January 30, 2004

Editorial:

Proposition 57 and 58 a Bad Deal for Minority Communities

We are combining Propositions 57 and 58, because one without the other does not matter. In this election, the fate of Prop 57 is dependent on Prop 58, and vice versa. Budget/bond issues are, inherently, difficult to understand and with the co-dependency of the two, these Propositions are even more confusing for the common man or woman.

Proposition 57 is the Economic Recovery Bond Act (Bond Act, put on the Ballot by the Legislature - Majority Approval Required), put forth by Governor Arnold Schwarzenegger to balance this year’s budget, asks “Should the state of California borrow $15 billion through the sale of bonds to provide financing for California’s budget deficit?” The bond authorized by this measure would be used in place of the deficit-financing bond authorized last year by the Legislature. Proposition 58 must also be approved for it to take effect.

To put it simply, the state has been spending more than it has been bringing in for several years now, and it is now time to pay the piper. Former Governor Gray Davis had hoped to pay off the deficit by increasing the car registration fees and through a $10.7 billion bond approved last year.

After the recall election, Schwarzenegger, who had tapped into the anger over the car registration fee, delivered on his promise to rescind the fee and instead has proposed his $15 billion bond to cover the shortfall.

The bond will be repaid by one quarter of a cent (1/4 of 1¢) of state sales tax which equals about $1.2 billion each year. It will take between 9 and 14 years to pay off this bond (compared to 5 years for the $10.7 billion bond).

This may be a simplistic view of the budget crisis that the state faces, but with most of us, when we are spending more than we make, we stop spending and pay only for those things that are necessary, like mortgage payments, utilities, food, etc. And when we go to the credit card to try and get ourselves out of debt, the opposite happens, we find ourselves in greater debt and we end up paying high interest rates. Well, the state is pretty much in the same shape.

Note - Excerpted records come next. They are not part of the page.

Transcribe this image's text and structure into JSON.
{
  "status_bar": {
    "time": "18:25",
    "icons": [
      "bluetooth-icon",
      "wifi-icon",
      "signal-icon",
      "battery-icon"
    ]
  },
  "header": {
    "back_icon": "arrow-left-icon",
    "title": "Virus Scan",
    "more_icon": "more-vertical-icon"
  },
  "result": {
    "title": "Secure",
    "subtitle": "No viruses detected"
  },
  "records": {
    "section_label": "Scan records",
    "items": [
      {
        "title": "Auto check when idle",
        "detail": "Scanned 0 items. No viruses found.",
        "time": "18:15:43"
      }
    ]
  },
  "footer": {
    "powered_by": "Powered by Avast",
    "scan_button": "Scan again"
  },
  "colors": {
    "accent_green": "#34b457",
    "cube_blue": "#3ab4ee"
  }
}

Governor Schwarzenegger has proposed spending cuts, but the cuts are biased and are not shared by all interested parties. The Governor is asking the poor and minority communities to bear the brunt of the budget cuts, which means that basic services such as dental health, prostate cancer programs and educational programs, to name just a few, will not be available and will cost the poor and minority communities more out of pocket monies for basic needs. So, now the Governor is asking these people to pass a bond, which will be another burden for these low-income communities.

At the same time, the Governor is not asking the wealthy, big business or the influential to tighten their belt. Emblematic of this situation is after Governor Schwarzenegger proposed higher fees for education, and the elimination of basic health services for the poor and minority communities, he approved an increase in spending for his office and state legislatures. Where is the belt tightening in that? This re-affirms the attitudes of those that have who will continue to live high off the hog and the have-nots, who will have to manage with even less.

The Governor has been stating that Armageddon will ensue if this bond is not passed but in reality the $10.7 billion bond will become reality, and the state will have to look deeper as to where further spending cuts can be made.

We recommend a NO on PROP. 57 and send the budget back to the Governor to take a good hard look at cutting the budget where there is true excess and to restore those safety net services to the poor and work to ensure that every student who wants an education can afford an education.

Proposition 58. The California Balanced Budget Act — State of California (Legislative Constitutional Amendment - Majority Approval Required.) Should the state Constitution be amended to require that the state adopt a balanced budget and provide for mid-year adjustments if the budget falls out of balance? Should the Constitution also include state budget reserve requirements and limits on future borrowing to finance budget deficits?

Prop 58 does not add anything new. A balanced budget requirement is already on the books. Each year, the Governor must present a balanced budget to the Legislature. The difference is that the Legislature must now enact a balanced budget. And the State must set up a reserve fund for budget shortfalls, but there is already a budget reserve setup.

Prop. 58 is a knee jerk reaction to tough times. Let us not forget that it was just a short time ago that the state had a budget surplus, that was until energy deregulation and the dot-com colapse.

In as much, we recommend a NO on PROP. 57, logic would then dictate that if Prop 57 is defeated, Prop 58 is null and void, and we would then recommend a NO on PROP 58.

Standing alone this proposition may have some talking points, but that it is tied into Prop 57, we are left with no alternative but to oppose his proposition.

We recommend a NO on PROP 58.

Letters to the Editor Return to the Frontpage